“I’m very interested in having somebody in the White House that has a temperament that will allow us to move forward in a global economy,” Cooper said at a coffee shop here. “I trust she would never say anything that would harm us or our relationship with foreign nations.”

Cathy Brown, 53, who cares for her ill husband full time, said there are no circumstances under which she could vote for Clinton.

“I just despise Hillary,” she said.

The Republican said she sometimes has to “brace” herself to watch what Trump will say on television, but she thinks that his business successes and his love for his family make him the better choice.

Brown thinks that the news media have blown far out of proportion Trump’s feud with the Khan family — the Charlottesville parents who lost their son in Iraq and have harshly criticized the Republican nominee . She also thinks that the media are distorting some of what Trump has said about women. Brown loved Ivanka Trump’s speech at the Republican National Convention, where she spoke about equal pay and maternity leave.

“She said there’s mostly women that work with him, and most people that know him seem to really have a lot of respect for him,” Brown said. “I’d like to believe that he’s not as hard on women as the Democrats or the media is making him sound.”

Jackie Tompkins of Ashburn said she also will vote for Trump, whom she called the “lesser of two evils.” But she said she thinks he will be better for the economy than Clinton because of his business record.

Other Republicans are planning to make a different choice this fall. Barbara Marshall said she is a staunch Republican who can’t remember the last time she voted for a Democrat. But she will in November.

Marshall, 79, will cast her ballot for Clinton, whom she views as seasoned and level-headed. She said she cannot fathom Trump occupying the Oval Office.

“He’s unfamiliar with politics. He’s rude to people,” said Marshall, who is retired. “He has one opinion, and that’s it. It’s sort of like ‘my way or the highway.’ ”

She was appalled at Trump’s feud with Khizr and Ghazala Khan and at how he speaks about women.

She said voting for a Democrat will be difficult but necessary this election. “I always thought the Republicans were more level-headed, and I always thought the Democrats gave away too much money,” Marshall said.

But this year she said her conscience wins out over her party. “I just can’t see him running the country,” she said of Trump.

Neelum Patel, a 20-year-old student at the University of Virginia, supported Bernie Sanders but now plans to vote for Clinton. She doesn’t like Trump’s treatment of minority groups.

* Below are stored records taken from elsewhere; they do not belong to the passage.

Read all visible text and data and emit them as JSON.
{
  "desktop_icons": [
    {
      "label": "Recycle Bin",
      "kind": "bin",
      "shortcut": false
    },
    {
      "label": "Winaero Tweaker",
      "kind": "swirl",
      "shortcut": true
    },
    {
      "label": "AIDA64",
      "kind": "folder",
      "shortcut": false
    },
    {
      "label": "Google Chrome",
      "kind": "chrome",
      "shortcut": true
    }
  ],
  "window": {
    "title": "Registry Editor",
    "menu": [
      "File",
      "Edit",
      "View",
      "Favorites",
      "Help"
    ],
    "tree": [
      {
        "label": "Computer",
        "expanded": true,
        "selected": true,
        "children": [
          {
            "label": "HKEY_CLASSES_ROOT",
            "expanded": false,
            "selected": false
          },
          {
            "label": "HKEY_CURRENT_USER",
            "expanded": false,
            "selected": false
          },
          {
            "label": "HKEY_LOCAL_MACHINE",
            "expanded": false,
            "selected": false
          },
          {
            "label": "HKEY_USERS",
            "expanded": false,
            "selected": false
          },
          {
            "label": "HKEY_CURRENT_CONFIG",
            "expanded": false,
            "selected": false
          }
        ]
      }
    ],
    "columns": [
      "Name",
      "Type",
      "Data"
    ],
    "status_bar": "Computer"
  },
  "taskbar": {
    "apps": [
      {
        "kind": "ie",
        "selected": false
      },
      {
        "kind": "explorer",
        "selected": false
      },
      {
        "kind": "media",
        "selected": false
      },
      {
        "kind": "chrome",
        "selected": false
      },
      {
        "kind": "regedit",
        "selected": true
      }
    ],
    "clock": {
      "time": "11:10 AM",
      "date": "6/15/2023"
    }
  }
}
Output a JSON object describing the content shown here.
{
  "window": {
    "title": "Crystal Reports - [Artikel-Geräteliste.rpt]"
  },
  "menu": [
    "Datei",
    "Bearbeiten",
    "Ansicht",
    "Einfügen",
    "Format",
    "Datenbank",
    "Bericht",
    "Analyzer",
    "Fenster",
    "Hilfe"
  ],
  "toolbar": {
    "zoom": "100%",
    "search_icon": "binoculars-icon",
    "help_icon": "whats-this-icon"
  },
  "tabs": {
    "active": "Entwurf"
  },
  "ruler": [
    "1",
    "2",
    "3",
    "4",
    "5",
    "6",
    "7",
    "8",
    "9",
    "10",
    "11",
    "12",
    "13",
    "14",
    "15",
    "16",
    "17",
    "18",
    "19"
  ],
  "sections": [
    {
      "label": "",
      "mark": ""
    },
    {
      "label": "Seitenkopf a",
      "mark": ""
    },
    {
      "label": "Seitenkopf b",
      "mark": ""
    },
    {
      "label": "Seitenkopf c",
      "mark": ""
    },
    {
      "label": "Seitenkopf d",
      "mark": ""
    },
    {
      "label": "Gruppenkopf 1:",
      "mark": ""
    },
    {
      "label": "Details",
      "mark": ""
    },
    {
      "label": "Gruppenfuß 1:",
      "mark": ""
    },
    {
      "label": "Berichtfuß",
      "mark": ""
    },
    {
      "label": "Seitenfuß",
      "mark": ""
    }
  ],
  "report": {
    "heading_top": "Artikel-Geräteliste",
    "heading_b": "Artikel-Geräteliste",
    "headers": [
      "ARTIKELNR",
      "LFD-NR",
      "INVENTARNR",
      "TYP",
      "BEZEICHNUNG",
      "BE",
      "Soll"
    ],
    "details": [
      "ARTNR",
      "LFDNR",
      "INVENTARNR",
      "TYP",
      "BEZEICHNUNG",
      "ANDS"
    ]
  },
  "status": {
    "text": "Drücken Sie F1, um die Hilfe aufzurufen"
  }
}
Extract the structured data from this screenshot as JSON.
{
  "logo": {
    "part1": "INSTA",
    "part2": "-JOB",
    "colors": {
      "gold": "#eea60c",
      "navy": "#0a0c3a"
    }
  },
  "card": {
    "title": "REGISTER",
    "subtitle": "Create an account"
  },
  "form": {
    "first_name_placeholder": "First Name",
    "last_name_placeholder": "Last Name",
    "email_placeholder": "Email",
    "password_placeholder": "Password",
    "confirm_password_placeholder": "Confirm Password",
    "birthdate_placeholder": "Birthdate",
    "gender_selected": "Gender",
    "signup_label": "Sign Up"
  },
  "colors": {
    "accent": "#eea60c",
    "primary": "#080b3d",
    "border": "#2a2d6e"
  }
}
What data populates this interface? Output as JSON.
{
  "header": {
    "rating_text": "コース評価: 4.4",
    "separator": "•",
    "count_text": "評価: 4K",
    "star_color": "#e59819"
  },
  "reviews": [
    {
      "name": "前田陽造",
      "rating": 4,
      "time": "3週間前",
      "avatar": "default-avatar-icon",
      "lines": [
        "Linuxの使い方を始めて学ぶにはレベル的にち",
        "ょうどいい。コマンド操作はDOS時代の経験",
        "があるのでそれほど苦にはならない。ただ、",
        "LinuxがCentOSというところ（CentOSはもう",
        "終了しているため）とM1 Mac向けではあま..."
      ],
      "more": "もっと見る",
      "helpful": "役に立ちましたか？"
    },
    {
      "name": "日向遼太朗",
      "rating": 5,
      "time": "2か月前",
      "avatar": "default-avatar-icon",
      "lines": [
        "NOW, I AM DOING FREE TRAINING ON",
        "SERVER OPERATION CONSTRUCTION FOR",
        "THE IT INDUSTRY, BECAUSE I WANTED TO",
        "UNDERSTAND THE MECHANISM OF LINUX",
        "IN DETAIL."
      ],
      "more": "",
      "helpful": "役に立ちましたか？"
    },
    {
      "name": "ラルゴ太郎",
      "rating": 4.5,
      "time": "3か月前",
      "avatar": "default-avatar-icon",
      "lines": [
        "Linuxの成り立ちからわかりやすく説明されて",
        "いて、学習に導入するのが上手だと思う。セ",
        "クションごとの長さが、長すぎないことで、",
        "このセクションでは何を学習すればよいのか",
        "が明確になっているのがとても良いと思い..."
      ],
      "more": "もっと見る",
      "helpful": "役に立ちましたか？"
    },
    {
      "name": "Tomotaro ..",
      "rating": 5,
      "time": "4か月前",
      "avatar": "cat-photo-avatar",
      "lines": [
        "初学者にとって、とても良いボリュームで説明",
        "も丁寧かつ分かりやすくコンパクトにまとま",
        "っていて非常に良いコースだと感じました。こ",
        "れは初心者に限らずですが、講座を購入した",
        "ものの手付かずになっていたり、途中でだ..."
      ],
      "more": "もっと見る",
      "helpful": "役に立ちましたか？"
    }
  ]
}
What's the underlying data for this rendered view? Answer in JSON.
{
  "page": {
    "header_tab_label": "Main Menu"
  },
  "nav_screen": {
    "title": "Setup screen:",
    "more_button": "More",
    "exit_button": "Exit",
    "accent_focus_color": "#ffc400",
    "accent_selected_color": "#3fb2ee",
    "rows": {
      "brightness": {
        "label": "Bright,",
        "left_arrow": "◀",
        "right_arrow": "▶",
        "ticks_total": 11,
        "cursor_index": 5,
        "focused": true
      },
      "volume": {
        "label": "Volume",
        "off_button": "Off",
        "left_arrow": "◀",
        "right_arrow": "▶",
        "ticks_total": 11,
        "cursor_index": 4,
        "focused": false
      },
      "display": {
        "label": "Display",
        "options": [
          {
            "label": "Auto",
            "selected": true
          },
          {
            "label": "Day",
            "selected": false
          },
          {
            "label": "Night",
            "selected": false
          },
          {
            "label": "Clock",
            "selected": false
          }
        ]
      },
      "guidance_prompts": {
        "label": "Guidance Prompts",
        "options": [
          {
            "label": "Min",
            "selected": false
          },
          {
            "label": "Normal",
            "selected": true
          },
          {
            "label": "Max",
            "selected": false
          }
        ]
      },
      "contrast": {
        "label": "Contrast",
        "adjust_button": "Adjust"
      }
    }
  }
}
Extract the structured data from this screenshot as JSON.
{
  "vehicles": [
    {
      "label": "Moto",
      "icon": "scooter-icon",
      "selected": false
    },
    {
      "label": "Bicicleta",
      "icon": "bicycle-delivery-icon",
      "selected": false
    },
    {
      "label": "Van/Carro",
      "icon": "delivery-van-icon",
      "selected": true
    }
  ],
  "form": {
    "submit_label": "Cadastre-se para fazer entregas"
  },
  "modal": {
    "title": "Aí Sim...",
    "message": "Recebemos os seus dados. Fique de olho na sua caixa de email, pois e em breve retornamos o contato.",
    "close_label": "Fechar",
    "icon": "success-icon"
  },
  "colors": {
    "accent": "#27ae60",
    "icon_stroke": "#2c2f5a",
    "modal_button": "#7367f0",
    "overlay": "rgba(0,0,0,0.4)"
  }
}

“The minority vote counts, because we’re expanding,” she said, noting that most people’s families came to the United States from elsewhere.

“To say immigrants aren’t worthy of being here, it’s very hypocritical,” she said.

For Dana Cox, a retired teacher, Trump’s comments about the Khan family were too much and solidified her decision to vote for Clinton. Her youngest son was serving in the Army when he was seriously wounded in Afghanistan after his convoy hit an improvised explosive device.

“You just don’t go there,” she said of taking on a family whose child died in combat. “They lost their son for this country, and you don’t do that to those families.”

Others, like Andrea Ramsdell, remain undecided. Ramsdell, who was choosing between foil trays at a grocery store, thinks there has been too much division during this election season. As a Christian, she said she wants to see both parties return to something more civil and prefers someone who brings a faith-based perspective to the Oval Office. She doesn’t quite trust Clinton and doesn’t love Trump.

“But if I have to vote for someone, it will probably be Trump,” she said.

Scott Clement in Washington contributed to this report.